Outside of the university setting writing often uses time and storytelling as the organising principles. For example:
We went to the shopping centre and while we were there we… and then we…
To replace a carburettor in a combustion engine first you … when you have done that you.
Time and storytelling are rarely used in academic writing. In many disciplines material is organised in paragraphs which move from the general to the particular. In order to talk or write at the general level academics use general ideas, called concepts, such as unemployment, democracy, evolution, pollution, and force.
Research based writing
Above we noted that university work is concerned with the general case and for this reason it is based on research. The most common form of research for undergraduates at university is reading what academics and other professional researchers have said about the topic or issue under consideration. Writing at university is almost always writing about what you have read rather than expressing your personal opinion or relating what happened to you.

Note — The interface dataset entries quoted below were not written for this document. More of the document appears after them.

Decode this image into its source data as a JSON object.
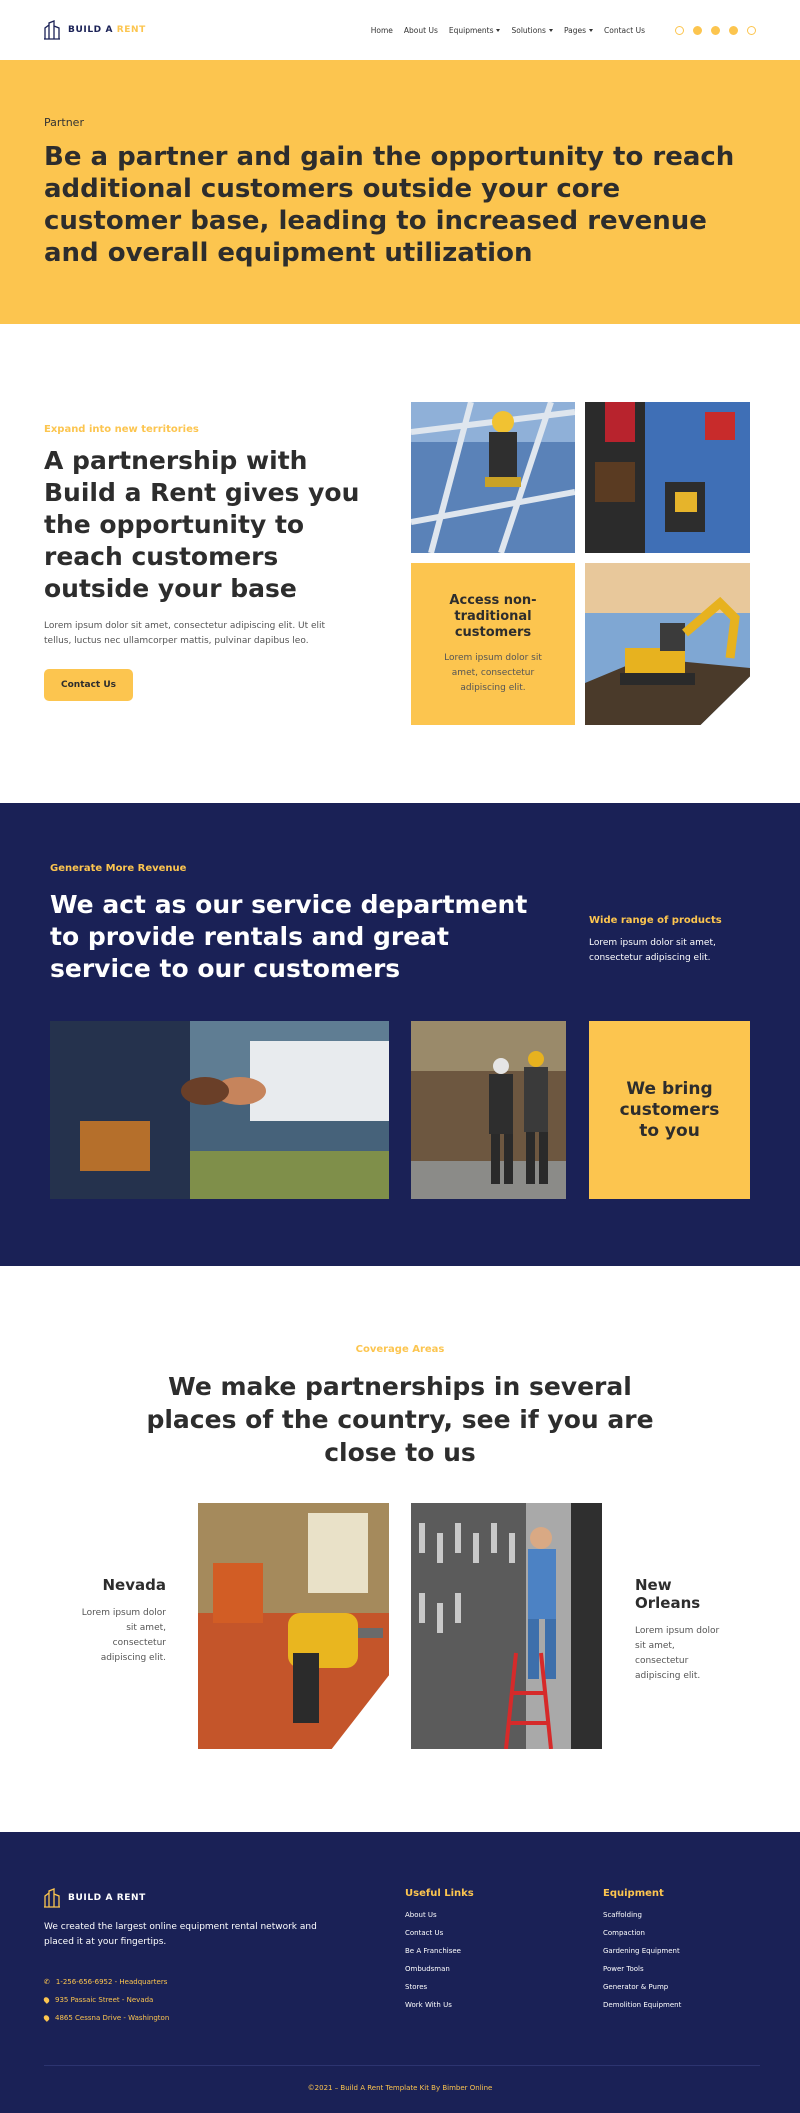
{
  "brand": {
    "part1": "BUILD A ",
    "part2": "RENT"
  },
  "nav": [
    {
      "label": "Home",
      "dropdown": false
    },
    {
      "label": "About Us",
      "dropdown": false
    },
    {
      "label": "Equipments",
      "dropdown": true
    },
    {
      "label": "Solutions",
      "dropdown": true
    },
    {
      "label": "Pages",
      "dropdown": true
    },
    {
      "label": "Contact Us",
      "dropdown": false
    }
  ],
  "socials": [
    "instagram-icon",
    "facebook-icon",
    "twitter-icon",
    "youtube-icon",
    "pinterest-icon"
  ],
  "hero": {
    "label": "Partner",
    "title": "Be a partner and gain the opportunity to reach additional customers outside your core customer base, leading to increased revenue and overall equipment utilization"
  },
  "partnership": {
    "eyebrow": "Expand into new territories",
    "title": "A partnership with Build a Rent gives you the opportunity to reach customers outside your base",
    "text": "Lorem ipsum dolor sit amet, consectetur adipiscing elit. Ut elit tellus, luctus nec ullamcorper mattis, pulvinar dapibus leo.",
    "button": "Contact Us",
    "card_title": "Access non-traditional customers",
    "card_text": "Lorem ipsum dolor sit amet, consectetur adipiscing elit."
  },
  "revenue": {
    "eyebrow": "Generate More Revenue",
    "title": "We act as our service department to provide rentals and great service to our customers",
    "side_title": "Wide range of products",
    "side_text": "Lorem ipsum dolor sit amet, consectetur adipiscing elit.",
    "card": "We bring customers to you"
  },
  "coverage": {
    "eyebrow": "Coverage Areas",
    "title": "We make partnerships in several places of the country, see if you are close to us",
    "cities": [
      {
        "name": "Nevada",
        "text": "Lorem ipsum dolor sit amet, consectetur adipiscing elit."
      },
      {
        "name": "New Orleans",
        "text": "Lorem ipsum dolor sit amet, consectetur adipiscing elit."
      }
    ]
  },
  "footer": {
    "brand": "BUILD A RENT",
    "about": "We created the largest online equipment rental network and placed it at your fingertips.",
    "contacts": [
      "1-256-656-6952 - Headquarters",
      "935 Passaic Street - Nevada",
      "4865 Cessna Drive - Washington"
    ],
    "useful_title": "Useful Links",
    "useful_links": [
      "About Us",
      "Contact Us",
      "Be A Franchisee",
      "Ombudsman",
      "Stores",
      "Work With Us"
    ],
    "equipment_title": "Equipment",
    "equipment_links": [
      "Scaffolding",
      "Compaction",
      "Gardening Equipment",
      "Power Tools",
      "Generator & Pump",
      "Demolition Equipment"
    ],
    "copyright": "©2021 – Build A Rent Template Kit By Bimber Online"
  },
  "colors": {
    "accent": "#fcc54f",
    "navy": "#1a2156",
    "text": "#2d2d2d"
  }
}
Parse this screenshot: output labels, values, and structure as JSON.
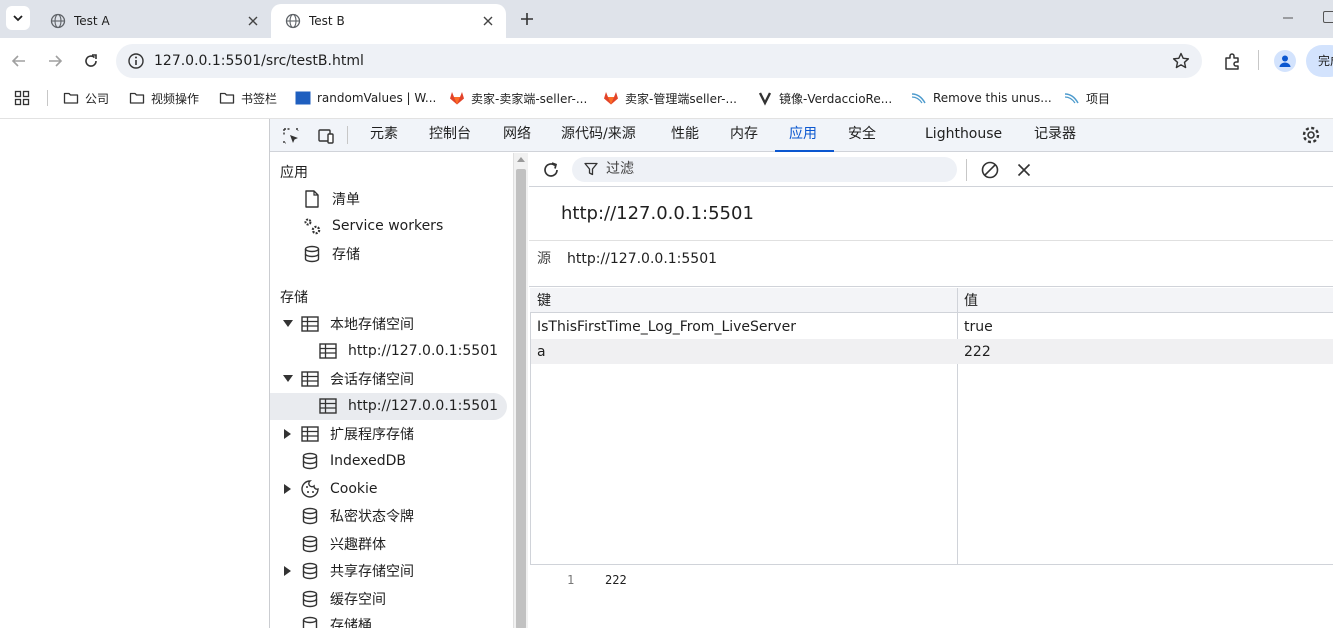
{
  "tabs": [
    {
      "title": "Test A"
    },
    {
      "title": "Test B"
    }
  ],
  "omnibox": {
    "url": "127.0.0.1:5501/src/testB.html"
  },
  "profile_chip": "完成",
  "bookmarks": [
    {
      "label": "公司",
      "icon": "folder-icon"
    },
    {
      "label": "视频操作",
      "icon": "folder-icon"
    },
    {
      "label": "书签栏",
      "icon": "folder-icon"
    },
    {
      "label": "randomValues | W...",
      "icon": "eb-logo-icon"
    },
    {
      "label": "卖家-卖家端-seller-...",
      "icon": "gitlab-icon"
    },
    {
      "label": "卖家-管理端seller-...",
      "icon": "gitlab-icon"
    },
    {
      "label": "镜像-VerdaccioRe...",
      "icon": "verdaccio-icon"
    },
    {
      "label": "Remove this unus...",
      "icon": "sonar-icon"
    },
    {
      "label": "项目",
      "icon": "sonar-icon"
    }
  ],
  "devtools": {
    "tabs": [
      "元素",
      "控制台",
      "网络",
      "源代码/来源",
      "性能",
      "内存",
      "应用",
      "安全",
      "Lighthouse",
      "记录器"
    ],
    "active_tab": "应用",
    "sidebar": {
      "app_section": "应用",
      "app_items": [
        "清单",
        "Service workers",
        "存储"
      ],
      "storage_section": "存储",
      "storage_items": [
        {
          "label": "本地存储空间",
          "expanded": true
        },
        {
          "label": "http://127.0.0.1:5501"
        },
        {
          "label": "会话存储空间",
          "expanded": true
        },
        {
          "label": "http://127.0.0.1:5501",
          "selected": true
        },
        {
          "label": "扩展程序存储",
          "expanded": false
        },
        {
          "label": "IndexedDB"
        },
        {
          "label": "Cookie",
          "expanded": false
        },
        {
          "label": "私密状态令牌"
        },
        {
          "label": "兴趣群体"
        },
        {
          "label": "共享存储空间",
          "expanded": false
        },
        {
          "label": "缓存空间"
        },
        {
          "label": "存储桶"
        }
      ]
    },
    "filter_placeholder": "过滤",
    "origin_title": "http://127.0.0.1:5501",
    "origin_label": "源",
    "origin_value": "http://127.0.0.1:5501",
    "table": {
      "headers": [
        "键",
        "值"
      ],
      "rows": [
        [
          "IsThisFirstTime_Log_From_LiveServer",
          "true"
        ],
        [
          "a",
          "222"
        ]
      ]
    },
    "preview": {
      "line": "1",
      "text": "222"
    }
  }
}
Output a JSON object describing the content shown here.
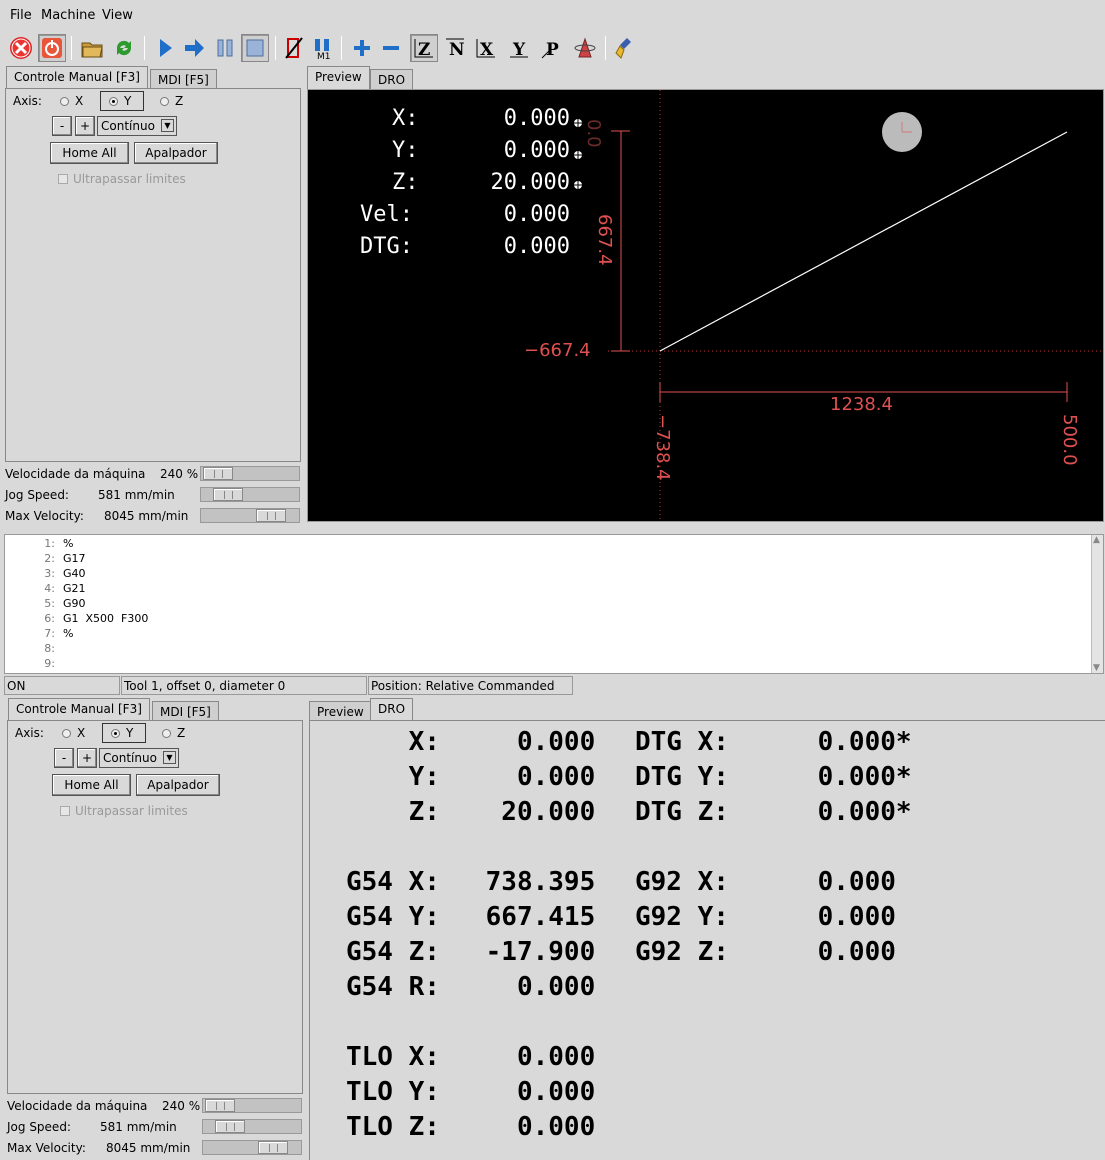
{
  "menu": [
    "File",
    "Machine",
    "View"
  ],
  "toolbar_icons": [
    "estop-icon",
    "power-icon",
    "open-file-icon",
    "reload-icon",
    "run-icon",
    "step-icon",
    "pause-icon",
    "stop-icon",
    "block-delete-icon",
    "optional-stop-icon",
    "zoom-in-icon",
    "zoom-out-icon",
    "view-z-icon",
    "view-z2-icon",
    "view-x-icon",
    "view-y-icon",
    "view-p-icon",
    "rotate-icon",
    "clear-live-plot-icon"
  ],
  "top": {
    "tabs": [
      "Controle Manual [F3]",
      "MDI [F5]"
    ],
    "preview_tabs": [
      "Preview",
      "DRO"
    ],
    "axis_label": "Axis:",
    "axes": [
      "X",
      "Y",
      "Z"
    ],
    "minus": "-",
    "plus": "+",
    "jog_mode": "Contínuo",
    "home_all": "Home All",
    "apalpador": "Apalpador",
    "override_limits": "Ultrapassar limites",
    "feed_label": "Velocidade da máquina",
    "feed_value": "240 %",
    "jog_label": "Jog Speed:",
    "jog_value": "581 mm/min",
    "maxvel_label": "Max Velocity:",
    "maxvel_value": "8045 mm/min",
    "feed_level": 0.08,
    "jog_level": 0.2,
    "maxvel_level": 0.7
  },
  "preview": {
    "rows": [
      {
        "label": "X:",
        "value": "0.000"
      },
      {
        "label": "Y:",
        "value": "0.000"
      },
      {
        "label": "Z:",
        "value": "20.000"
      },
      {
        "label": "Vel:",
        "value": "0.000"
      },
      {
        "label": "DTG:",
        "value": "0.000"
      }
    ],
    "dim_y_top": "0.0",
    "dim_y_span": "667.4",
    "dim_y_min": "−667.4",
    "dim_x_span": "1238.4",
    "dim_x_min": "−738.4",
    "dim_x_max": "500.0"
  },
  "gcode": [
    {
      "n": "1:",
      "t": "%"
    },
    {
      "n": "2:",
      "t": "G17"
    },
    {
      "n": "3:",
      "t": "G40"
    },
    {
      "n": "4:",
      "t": "G21"
    },
    {
      "n": "5:",
      "t": "G90"
    },
    {
      "n": "6:",
      "t": "G1  X500  F300"
    },
    {
      "n": "7:",
      "t": "%"
    },
    {
      "n": "8:",
      "t": ""
    },
    {
      "n": "9:",
      "t": ""
    }
  ],
  "status": {
    "state": "ON",
    "tool": "Tool 1, offset 0, diameter 0",
    "position": "Position: Relative Commanded"
  },
  "dro": {
    "rows": [
      {
        "a": "    X:",
        "v": "   0.000",
        "b": "DTG X:",
        "w": "    0.000*"
      },
      {
        "a": "    Y:",
        "v": "   0.000",
        "b": "DTG Y:",
        "w": "    0.000*"
      },
      {
        "a": "    Z:",
        "v": "  20.000",
        "b": "DTG Z:",
        "w": "    0.000*"
      },
      {
        "a": "G54 X:",
        "v": " 738.395",
        "b": "G92 X:",
        "w": "    0.000"
      },
      {
        "a": "G54 Y:",
        "v": " 667.415",
        "b": "G92 Y:",
        "w": "    0.000"
      },
      {
        "a": "G54 Z:",
        "v": " -17.900",
        "b": "G92 Z:",
        "w": "    0.000"
      },
      {
        "a": "G54 R:",
        "v": "   0.000",
        "b": "",
        "w": ""
      },
      {
        "a": "TLO X:",
        "v": "   0.000",
        "b": "",
        "w": ""
      },
      {
        "a": "TLO Y:",
        "v": "   0.000",
        "b": "",
        "w": ""
      },
      {
        "a": "TLO Z:",
        "v": "   0.000",
        "b": "",
        "w": ""
      }
    ]
  },
  "colors": {
    "dimension": "#e05050",
    "path": "#ffffff",
    "background": "#000000"
  }
}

The meaning of ‘critical' in university assignments
Lecturers often make one of the criteria for assignments evidence of critical thinking. In a research based culture such as a university the usual way to satisfy the requirement of critical thinking is to look at what different academics have said about an issue and then decide who you agree with. Note you should decide which view in the literature you agree with rather than offer your personal opinion. Once you have a basic understanding of an issue, concentrate on looking at similarities and differences between the authors.
A brief summary of what lecturers mean by critical thinking is given below:
Finally academic style is formal. Unlike informal letters, notes and personal journals, academic writing is not modelled on everyday speech. Academics write in full grammatical sentences and express ideas in a concise and clear way. They concentrate on relating concepts or main ideas to each other rather than describing things in particular detail.